Dog Fight
Date Published06 April 2017
Price£ 8.99

Dog Fight

by Michael J. Malone

An underground fight ring is sucking in former soldiers living on the streets with promises of big money. But the risks are high and there’s no easy way out.


Michael J Malone doesn’t shy away from difficult issues. In A Suitable Lie, he tackled the subject of domestic violence against men, something that all too often gets swept under the carpet, and in Dog Fight, he plunges into the deeply troubling world of former soldiers, many of whom are deeply traumatised by the experiences of combat, and have been cast adrift to fend for themselves in a society that can’t even begin to understand what they’ve lived through.

Dog Fight deals with the men who’ve fallen through the holes in the army’s support net, like 25-year-old ex-squaddie Dom Hastie who was shot in the head in a so-called friendly fire incident in Helmand Province and suffered brain damage that has left him with one useless arm and an equally useless foot, speech difficulties and severe anger management issues. Dom is now trapped in a high-rise block, separated from his wife and only able to see his son on rare occasions.

Ian Ritchie knew Dom from their time together in a combat stress rehabilitation unit, and when he discovers that Dom owes money for the drugs that bring him some relief from the constant pain he has to suffer, he isn’t prepared to stand by and let his friend be bullied. But it doesn’t take long for Ian to end up in deep trouble having to work off Dom’s debt by getting involved in an illegal underground fight ring that takes ex-soldiers and pits them against each other in a series of increasingly vicious combats.

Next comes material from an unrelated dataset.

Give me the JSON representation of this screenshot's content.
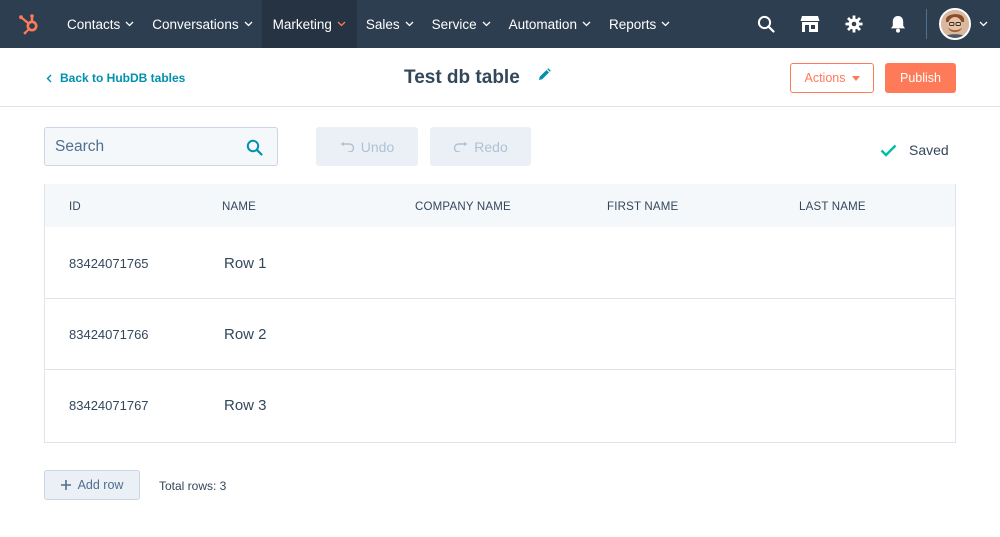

Ex-copper Ray McBain doesn’t believe the rumours about the fights, but Richie’s cousin Kenny O’Neill isn’t so sure. When Ian goes missing after a somewhat explosive family dinner, it’s up to Kenny to do what he can to save Ian’s skin.

Dog Fight sucked me in from the opening chapters. Malone’s characters are perfectly drawn and the action is searingly brutal. I hadn’t met either O’Neill or McBain before, but enough information from previous books is deftly dropped in so that I never felt out of my depth in backstory. The friendship between O’Neill, who operates on the wrong side of the tracks, and the cynical McBain is as unlikely as it is perfectly understandable. Eleven-year-old Myleene, who offers to mind cars for a fiver an hour, is an entertaining urchin who could easily have claimed a place in John Buchan’s Gorballs Diehards, but she’s also a neglected child, streetwise beyond her years.

The fights pull no punches and neither does Malone’s writing. It’s terse, raw and very, very addictive. I was desperately hoping for a happy ending, but knowing that for so many of the men cast adrift into a life on the streets, facing their own internal demons every day, happy endings are few and far between.

Reviewed 27 May 2017 by Linda Wilson